“Joe Dumars is a great champion who has meant so much to this franchise and this community,” said Pistons owner Tom Gores. “We are turning the page with great respect for what he has accomplished not only as a player and a front office executive, but as a person who has represented this team and the NBA with extraordinary dignity.”
During the transition, Director of Basketball Operations Ken Catanella and Assistant General Manager George David will continue preparing for the upcoming NBA Draft and free agency signing period, reporting to ownership executives Phil Norment and Bob Wentworth. Mr. Norment said the organization has developed a preliminary list of candidates that includes “the best executives in the business,” but he declined to place a specific timetable on selecting a replacement.

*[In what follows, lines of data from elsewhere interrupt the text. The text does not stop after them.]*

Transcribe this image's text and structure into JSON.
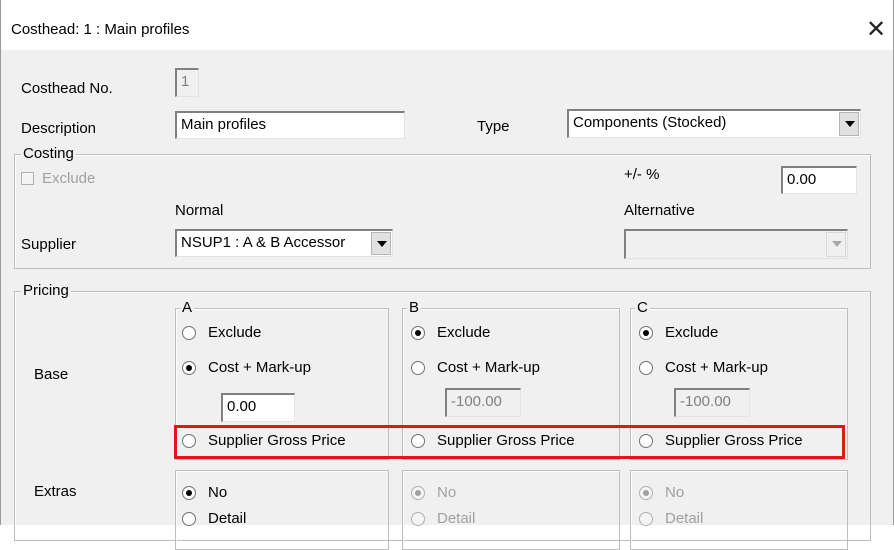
{
  "window": {
    "title": "Costhead: 1  : Main profiles",
    "close_glyph": "✕"
  },
  "header": {
    "costhead_no_label": "Costhead No.",
    "costhead_no_value": "1",
    "description_label": "Description",
    "description_value": "Main profiles",
    "type_label": "Type",
    "type_value": "Components (Stocked)"
  },
  "costing": {
    "legend": "Costing",
    "exclude_label": "Exclude",
    "plus_minus_label": "+/-  %",
    "plus_minus_value": "0.00",
    "normal_label": "Normal",
    "alternative_label": "Alternative",
    "supplier_label": "Supplier",
    "supplier_value": "NSUP1 : A & B Accessor",
    "alternative_value": ""
  },
  "pricing": {
    "legend": "Pricing",
    "base_label": "Base",
    "extras_label": "Extras",
    "columns": [
      {
        "legend": "A",
        "exclude_label": "Exclude",
        "exclude_selected": false,
        "cost_markup_label": "Cost + Mark-up",
        "cost_markup_selected": true,
        "markup_value": "0.00",
        "gross_price_label": "Supplier Gross Price",
        "gross_price_selected": false,
        "extras_no_label": "No",
        "extras_detail_label": "Detail"
      },
      {
        "legend": "B",
        "exclude_label": "Exclude",
        "exclude_selected": true,
        "cost_markup_label": "Cost + Mark-up",
        "cost_markup_selected": false,
        "markup_value": "-100.00",
        "gross_price_label": "Supplier Gross Price",
        "gross_price_selected": false,
        "extras_no_label": "No",
        "extras_detail_label": "Detail"
      },
      {
        "legend": "C",
        "exclude_label": "Exclude",
        "exclude_selected": true,
        "cost_markup_label": "Cost + Mark-up",
        "cost_markup_selected": false,
        "markup_value": "-100.00",
        "gross_price_label": "Supplier Gross Price",
        "gross_price_selected": false,
        "extras_no_label": "No",
        "extras_detail_label": "Detail"
      }
    ]
  },
  "colors": {
    "highlight": "#e11818",
    "dialog_bg": "#f0f0f0"
  }
}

Mr. Dumars will continue his relationship with the franchise as an advisor to the organization and its ownership team.
“It’s time to turn the page on a wonderful chapter and begin writing a new one,” Dumars said. “I’ve had the pleasure of working with some great people throughout the last 29 years as both a player and executive, and I’m proud of our accomplishments. Tom Gores and ownership is committed to winning and they will continue to move the franchise forward.”
You can read my initial thoughts at ProBasketballTalk, and I’ll have more here this afternoon.
Source: Dumars has agreed to remain on as executive adviser to the #Pistons, but away from basketball operations.
Pistons executives George David and Ken Cantanella will run team through draft and free agency as ownership conducts search for replacement
Joe Dumars will not have his contract renewed as #Pistons president, in an ownership decision. He did NOT resign.
I’d guess Dumars will still be out when his contract expires in a month and a half. This new role sounds as superficial as Lawrence Frank’s daily reports for the Nets. Effectively, Dumars is done, and that’s been clear for a while.
But why are David and Catanella slated to run the team for so long? Tom Gores and crew aren’t further in a search for Dumars’ replacement? Surely, this didn’t catch them off guard, so what gives?
Dumars has told multiple sources within the NBA that he plans to resign — possibly as soon as this week
Dumars’ championship and remarkable run as an executive should have gotten him a long leash, and it did. His glory days as a Pistons player probably gave him even more leeway, which is not a courtesy that needed to be extended.
But time has, justifiably, run out. Few general managers would have survived the mistakes Dumars has made the last few years, and now he won’t.
Now, it’s just a matter of it becoming official.
You can read more of my thoughts there now, and we’ll have much more coverage here as well later in the day.